EL: I think in a certain way, independent of the protests, COVID-19 reminds us of our commonalities. Some communities were certainly more vulnerable to it, but it’s not a disease that discriminates. It killed a whole lot of Chinese people before it came to Europe and the United States. We know it is killing thousands in Brazil, and vulnerable populations across the African continent. We can see its devastation in India, and even Russia. Social media, the John Hopkins COVID-19 site, and many others all remind us that there's a common enemy out there that can take anyone out.
We’re all living in a period of ambiguity, and I’ve noticed how many people really hate ambiguity. They can't deal with it, but I think that's our common future for this next period, and I think that comes back to the shared humanity too. The virus’s risk is a certainty, but it brings along a lot of ambiguity that’s difficult for a lot of us.
But the wanton killing of someone for a minor transgression has no ambiguity. Philando Castile was killed even after telling the police officer, I have a gun here and I have a license to have a gun. Let me show you the license. That was enough for the officer to pull the trigger. Was that officer properly trained? No. But more than that, I think the officer was scared, that a Black man’s body produced fear in him.
It doesn't help when politicians claim some people are good people and others are bad. It gives people in authority a license to discriminate, and in a way that can be lethal. So in some odd kind of way, the coronavirus may have actually made us aware of our shared humanity a little more. When leaders don't end up demonstrating empathy, the people are left to insist that the collective is the only way that we can produce change.
That sounds like an optimistic note.
EL: Most people who believe in social movements are optimists.
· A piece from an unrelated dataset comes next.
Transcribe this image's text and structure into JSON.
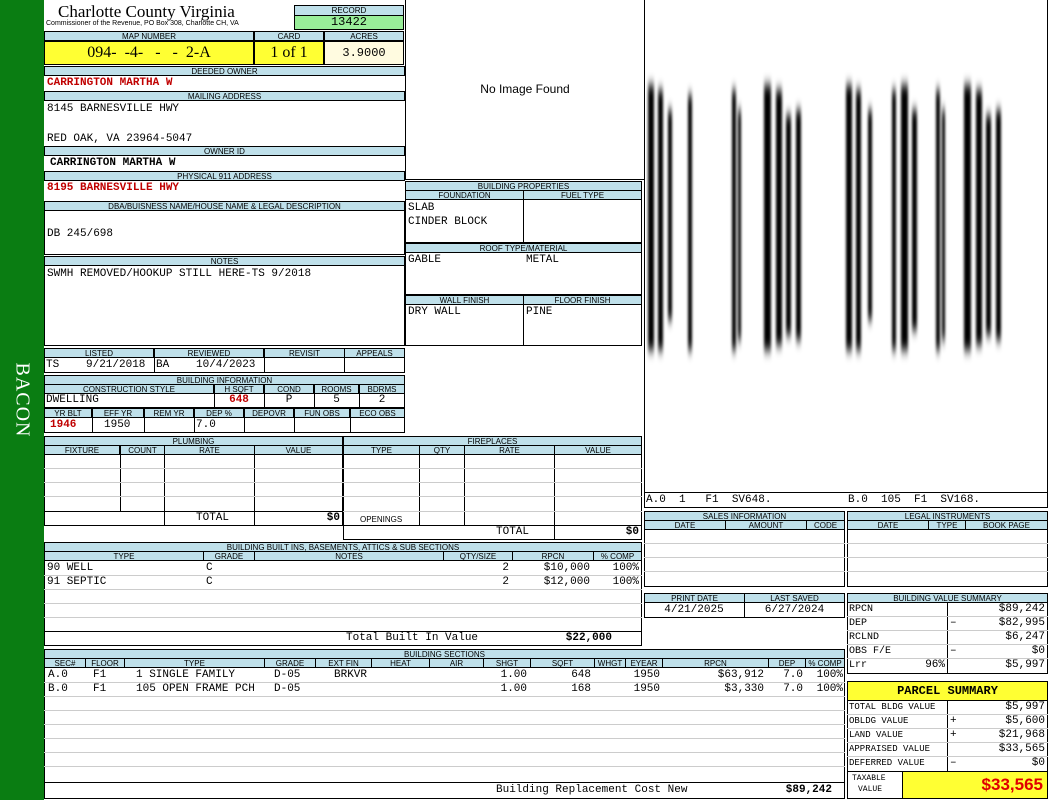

If you don't believe that a place can be better, you tear it up. But if you believe that we have not yet realized the best part of ourselves, you may have some hope for trying to figure out how to build it up.
In some ways, I would argue that the Black Lives Matters movement has been an optimistic movement from the beginning because these were young people who were trying to figure out how to build something rather than to tear it apart. And if we are smart, we will treasure and nurture that impulse rather than demonizing it. And I can only hope we're smart enough.
This interview has been edited for length and clarity.